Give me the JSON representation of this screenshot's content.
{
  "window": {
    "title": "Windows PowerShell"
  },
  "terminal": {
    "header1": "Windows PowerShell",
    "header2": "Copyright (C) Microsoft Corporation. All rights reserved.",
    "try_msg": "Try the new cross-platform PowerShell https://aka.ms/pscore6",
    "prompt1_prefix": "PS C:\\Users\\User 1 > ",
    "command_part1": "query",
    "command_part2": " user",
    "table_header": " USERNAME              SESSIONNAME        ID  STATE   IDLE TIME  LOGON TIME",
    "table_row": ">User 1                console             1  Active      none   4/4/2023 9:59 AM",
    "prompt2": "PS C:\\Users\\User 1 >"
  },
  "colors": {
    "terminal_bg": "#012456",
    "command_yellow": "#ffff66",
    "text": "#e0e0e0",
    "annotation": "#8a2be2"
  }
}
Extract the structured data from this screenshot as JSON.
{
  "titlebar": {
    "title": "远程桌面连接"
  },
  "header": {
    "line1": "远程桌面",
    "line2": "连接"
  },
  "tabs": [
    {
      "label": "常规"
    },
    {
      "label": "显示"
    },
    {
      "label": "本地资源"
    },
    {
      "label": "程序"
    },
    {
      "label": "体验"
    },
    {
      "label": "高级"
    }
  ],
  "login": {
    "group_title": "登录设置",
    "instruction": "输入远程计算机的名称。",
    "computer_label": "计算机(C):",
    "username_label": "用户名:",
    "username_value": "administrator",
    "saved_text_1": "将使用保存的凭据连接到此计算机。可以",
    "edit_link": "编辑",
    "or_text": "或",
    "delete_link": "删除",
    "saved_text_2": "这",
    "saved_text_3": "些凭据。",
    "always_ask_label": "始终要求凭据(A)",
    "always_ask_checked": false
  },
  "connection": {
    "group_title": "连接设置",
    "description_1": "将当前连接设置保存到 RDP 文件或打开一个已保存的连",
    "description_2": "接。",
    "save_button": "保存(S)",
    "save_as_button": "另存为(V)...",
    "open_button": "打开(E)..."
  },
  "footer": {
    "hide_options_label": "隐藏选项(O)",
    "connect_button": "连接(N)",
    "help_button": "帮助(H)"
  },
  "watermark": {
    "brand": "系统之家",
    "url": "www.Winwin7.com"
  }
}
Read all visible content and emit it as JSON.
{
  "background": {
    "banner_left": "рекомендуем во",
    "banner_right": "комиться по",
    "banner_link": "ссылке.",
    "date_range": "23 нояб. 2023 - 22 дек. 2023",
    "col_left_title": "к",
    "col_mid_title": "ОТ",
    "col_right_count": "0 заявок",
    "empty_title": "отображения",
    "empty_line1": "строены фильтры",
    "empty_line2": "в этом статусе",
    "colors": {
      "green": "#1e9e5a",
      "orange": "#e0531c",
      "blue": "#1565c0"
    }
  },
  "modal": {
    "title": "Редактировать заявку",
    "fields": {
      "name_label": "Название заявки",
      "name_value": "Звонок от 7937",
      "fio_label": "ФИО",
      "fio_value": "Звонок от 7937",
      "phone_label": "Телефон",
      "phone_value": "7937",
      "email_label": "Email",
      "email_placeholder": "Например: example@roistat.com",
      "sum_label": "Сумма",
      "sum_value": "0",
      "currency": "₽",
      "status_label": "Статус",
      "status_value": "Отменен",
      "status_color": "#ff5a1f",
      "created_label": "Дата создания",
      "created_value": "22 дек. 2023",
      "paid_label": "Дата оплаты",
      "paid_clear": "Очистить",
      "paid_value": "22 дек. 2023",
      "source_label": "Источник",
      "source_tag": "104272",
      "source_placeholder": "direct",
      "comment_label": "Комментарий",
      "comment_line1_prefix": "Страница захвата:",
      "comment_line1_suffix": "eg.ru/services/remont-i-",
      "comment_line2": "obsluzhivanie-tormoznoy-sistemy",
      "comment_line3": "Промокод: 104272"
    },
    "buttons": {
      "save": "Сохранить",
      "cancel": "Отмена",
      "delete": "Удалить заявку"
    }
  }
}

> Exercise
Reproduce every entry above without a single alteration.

> Answer space
Give me the JSON representation of this screenshot's content.
{
  "window": {
    "title": "Windows PowerShell"
  },
  "terminal": {
    "header1": "Windows PowerShell",
    "header2": "Copyright (C) Microsoft Corporation. All rights reserved.",
    "try_msg": "Try the new cross-platform PowerShell https://aka.ms/pscore6",
    "prompt1_prefix": "PS C:\\Users\\User 1 > ",
    "command_part1": "query",
    "command_part2": " user",
    "table_header": " USERNAME              SESSIONNAME        ID  STATE   IDLE TIME  LOGON TIME",
    "table_row": ">User 1                console             1  Active      none   4/4/2023 9:59 AM",
    "prompt2": "PS C:\\Users\\User 1 >"
  },
  "colors": {
    "terminal_bg": "#012456",
    "command_yellow": "#ffff66",
    "text": "#e0e0e0",
    "annotation": "#8a2be2"
  }
}
Extract the structured data from this screenshot as JSON.
{
  "titlebar": {
    "title": "远程桌面连接"
  },
  "header": {
    "line1": "远程桌面",
    "line2": "连接"
  },
  "tabs": [
    {
      "label": "常规"
    },
    {
      "label": "显示"
    },
    {
      "label": "本地资源"
    },
    {
      "label": "程序"
    },
    {
      "label": "体验"
    },
    {
      "label": "高级"
    }
  ],
  "login": {
    "group_title": "登录设置",
    "instruction": "输入远程计算机的名称。",
    "computer_label": "计算机(C):",
    "username_label": "用户名:",
    "username_value": "administrator",
    "saved_text_1": "将使用保存的凭据连接到此计算机。可以",
    "edit_link": "编辑",
    "or_text": "或",
    "delete_link": "删除",
    "saved_text_2": "这",
    "saved_text_3": "些凭据。",
    "always_ask_label": "始终要求凭据(A)",
    "always_ask_checked": false
  },
  "connection": {
    "group_title": "连接设置",
    "description_1": "将当前连接设置保存到 RDP 文件或打开一个已保存的连",
    "description_2": "接。",
    "save_button": "保存(S)",
    "save_as_button": "另存为(V)...",
    "open_button": "打开(E)..."
  },
  "footer": {
    "hide_options_label": "隐藏选项(O)",
    "connect_button": "连接(N)",
    "help_button": "帮助(H)"
  },
  "watermark": {
    "brand": "系统之家",
    "url": "www.Winwin7.com"
  }
}
Read all visible content and emit it as JSON.
{
  "background": {
    "banner_left": "рекомендуем во",
    "banner_right": "комиться по",
    "banner_link": "ссылке.",
    "date_range": "23 нояб. 2023 - 22 дек. 2023",
    "col_left_title": "к",
    "col_mid_title": "ОТ",
    "col_right_count": "0 заявок",
    "empty_title": "отображения",
    "empty_line1": "строены фильтры",
    "empty_line2": "в этом статусе",
    "colors": {
      "green": "#1e9e5a",
      "orange": "#e0531c",
      "blue": "#1565c0"
    }
  },
  "modal": {
    "title": "Редактировать заявку",
    "fields": {
      "name_label": "Название заявки",
      "name_value": "Звонок от 7937",
      "fio_label": "ФИО",
      "fio_value": "Звонок от 7937",
      "phone_label": "Телефон",
      "phone_value": "7937",
      "email_label": "Email",
      "email_placeholder": "Например: example@roistat.com",
      "sum_label": "Сумма",
      "sum_value": "0",
      "currency": "₽",
      "status_label": "Статус",
      "status_value": "Отменен",
      "status_color": "#ff5a1f",
      "created_label": "Дата создания",
      "created_value": "22 дек. 2023",
      "paid_label": "Дата оплаты",
      "paid_clear": "Очистить",
      "paid_value": "22 дек. 2023",
      "source_label": "Источник",
      "source_tag": "104272",
      "source_placeholder": "direct",
      "comment_label": "Комментарий",
      "comment_line1_prefix": "Страница захвата:",
      "comment_line1_suffix": "eg.ru/services/remont-i-",
      "comment_line2": "obsluzhivanie-tormoznoy-sistemy",
      "comment_line3": "Промокод: 104272"
    },
    "buttons": {
      "save": "Сохранить",
      "cancel": "Отмена",
      "delete": "Удалить заявку"
    }
  }
}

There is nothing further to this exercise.